The Merchant of Venice

by William Shakespeare
Start Free Trial

List the qualities that Portia feels a husband should have in Shakespeare's The Merchant of Venice.

Expert Answers

An illustration of the letter 'A' in a speech bubbles

In Act I, scene ii, Portia and Nerissa discuss the suitors who have come to take their chances to win Portia's hand in marriage. Since Portia cannot choose a husband for herself, for each must try his hand at choosing the correct box after deciphering a riddle, she has Nerissa...

See
This Answer Now

Start your 48-hour free trial to unlock this answer and thousands more. Enjoy eNotes ad-free and cancel anytime.

Get 48 Hours Free Access

In Act I, scene ii, Portia and Nerissa discuss the suitors who have come to take their chances to win Portia's hand in marriage. Since Portia cannot choose a husband for herself, for each must try his hand at choosing the correct box after deciphering a riddle, she has Nerissa remind her of the men and she will tell her the qualities that are good from each of them. Unfortunately, Portia cannot find any good qualities in any suitor who is prepared to take his chance with the caskets; thus, we can only learn what Portia believes are good qualities for a husband through deductive reasoning.

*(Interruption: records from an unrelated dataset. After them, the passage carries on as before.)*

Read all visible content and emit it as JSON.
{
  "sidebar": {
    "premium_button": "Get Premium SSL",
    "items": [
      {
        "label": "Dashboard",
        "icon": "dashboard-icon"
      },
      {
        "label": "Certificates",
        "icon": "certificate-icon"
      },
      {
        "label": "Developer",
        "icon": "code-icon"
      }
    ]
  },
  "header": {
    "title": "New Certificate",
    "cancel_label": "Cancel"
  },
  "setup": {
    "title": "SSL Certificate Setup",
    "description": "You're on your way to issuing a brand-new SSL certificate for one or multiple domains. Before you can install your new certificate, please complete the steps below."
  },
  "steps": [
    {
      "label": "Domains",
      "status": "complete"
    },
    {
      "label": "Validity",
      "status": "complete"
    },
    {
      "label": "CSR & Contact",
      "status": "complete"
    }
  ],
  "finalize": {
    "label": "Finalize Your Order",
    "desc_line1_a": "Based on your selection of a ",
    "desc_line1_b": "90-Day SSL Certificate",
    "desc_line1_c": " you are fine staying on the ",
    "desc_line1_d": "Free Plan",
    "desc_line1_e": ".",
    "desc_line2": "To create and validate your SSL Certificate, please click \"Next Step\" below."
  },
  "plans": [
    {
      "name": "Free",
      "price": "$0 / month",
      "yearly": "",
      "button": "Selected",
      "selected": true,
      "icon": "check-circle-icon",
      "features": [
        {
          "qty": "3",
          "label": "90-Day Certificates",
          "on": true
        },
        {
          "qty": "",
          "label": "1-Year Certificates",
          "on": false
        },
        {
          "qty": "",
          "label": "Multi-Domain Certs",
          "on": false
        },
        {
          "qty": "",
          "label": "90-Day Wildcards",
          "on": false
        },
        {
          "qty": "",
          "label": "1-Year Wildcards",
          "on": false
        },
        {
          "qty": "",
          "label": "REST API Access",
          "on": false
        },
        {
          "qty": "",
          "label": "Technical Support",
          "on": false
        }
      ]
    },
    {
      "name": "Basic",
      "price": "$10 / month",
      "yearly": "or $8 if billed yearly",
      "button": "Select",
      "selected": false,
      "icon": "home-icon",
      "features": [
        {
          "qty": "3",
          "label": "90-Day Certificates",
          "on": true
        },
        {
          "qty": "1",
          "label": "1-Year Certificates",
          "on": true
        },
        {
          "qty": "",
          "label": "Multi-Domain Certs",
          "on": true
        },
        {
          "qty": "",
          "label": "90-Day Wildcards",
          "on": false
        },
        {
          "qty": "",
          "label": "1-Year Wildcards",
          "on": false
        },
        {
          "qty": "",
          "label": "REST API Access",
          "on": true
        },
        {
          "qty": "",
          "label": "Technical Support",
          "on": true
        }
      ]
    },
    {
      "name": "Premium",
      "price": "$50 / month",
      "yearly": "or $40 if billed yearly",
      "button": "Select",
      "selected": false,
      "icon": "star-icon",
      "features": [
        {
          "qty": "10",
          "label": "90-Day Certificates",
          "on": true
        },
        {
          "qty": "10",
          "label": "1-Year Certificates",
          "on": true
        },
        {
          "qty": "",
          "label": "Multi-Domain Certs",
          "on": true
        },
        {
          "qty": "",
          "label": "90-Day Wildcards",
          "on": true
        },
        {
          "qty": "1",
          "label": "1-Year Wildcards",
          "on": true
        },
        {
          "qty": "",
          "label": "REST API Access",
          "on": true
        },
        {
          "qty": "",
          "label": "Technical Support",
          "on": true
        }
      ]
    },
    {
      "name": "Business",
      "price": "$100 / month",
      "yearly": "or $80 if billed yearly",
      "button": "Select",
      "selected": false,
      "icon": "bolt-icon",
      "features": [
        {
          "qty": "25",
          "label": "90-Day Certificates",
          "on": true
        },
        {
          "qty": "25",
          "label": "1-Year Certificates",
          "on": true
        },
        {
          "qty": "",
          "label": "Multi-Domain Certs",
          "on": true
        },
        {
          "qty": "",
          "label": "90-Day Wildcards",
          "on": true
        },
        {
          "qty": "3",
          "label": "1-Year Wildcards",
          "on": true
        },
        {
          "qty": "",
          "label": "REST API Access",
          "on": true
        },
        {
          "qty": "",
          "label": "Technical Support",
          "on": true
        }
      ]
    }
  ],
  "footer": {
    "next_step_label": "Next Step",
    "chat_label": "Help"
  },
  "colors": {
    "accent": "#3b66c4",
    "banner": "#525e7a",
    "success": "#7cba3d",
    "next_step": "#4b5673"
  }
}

First, Nerissa names a Neapolitan prince. From him we learn that all he talks about is his horse and brags how he can shoe it himself. Then there's County Palatine who never smiles and seems depressed all of the time. From Portia's reaction to these two men, we learn that she prefers a man who is happy, smiles, does not brag, and can talk about more than just his horse.

Next, Nerissa names a French lord, a baron from England, and a Scottish lord. Portia says that the Frenchman is worse than the two previous men because he brags about himself and "he would fence with his own shadow" (I.ii.52). Then, the Englishman is fine to look at, but they don't speak the same language, so they can't understand each other. In addition, the Englishman has no fashion sense which embarrasses her. The Scottish lord, then, is nice, but he's always borrowing from the French to pay the English and this does not satisfy her. As a result, from these men we see that Portia needs a man whom she can understand and have conversations with, someone who can dress himself appropriately and fashionably, and he needs to be able to stand his own ground without needing help from anyone else.

Finally, there is a German, the Duke of Saxony's nephew, who is vile when he is sober and vile when he is drunk. She says that he is "little better than a beast" (I.ii.76). Hence, Portia needs someone who isn't a drunk, and again, someone who is polite, understands the need for manners, and can hold an intellectual conversation and is also attractive. Ironically enough, Nerissa mentions Bassanio, who isn't an official suitor, but probably the epitome of what Portia is looking for, as follows:

"a Venetian, a scholar and a soldier, that came hither in company of the marquis of Montferrat. . . He of all the men that ever my foolish eyes looked upon was the best deserving a fair lady" (I.ii.95-96, 98-99).

Portia agrees with Nerissa about Bassanio and remembers him well. This mentioning of Bassanio is a foreshadowing of his eventual arrival as it secures his place in Portia's mind as well as that of the audience. Bassanio is the one who has all of the qualities Portia seeks, but he still must decipher the riddles and choose the correct casket for her hand in marriage.

Approved by eNotes Editorial Team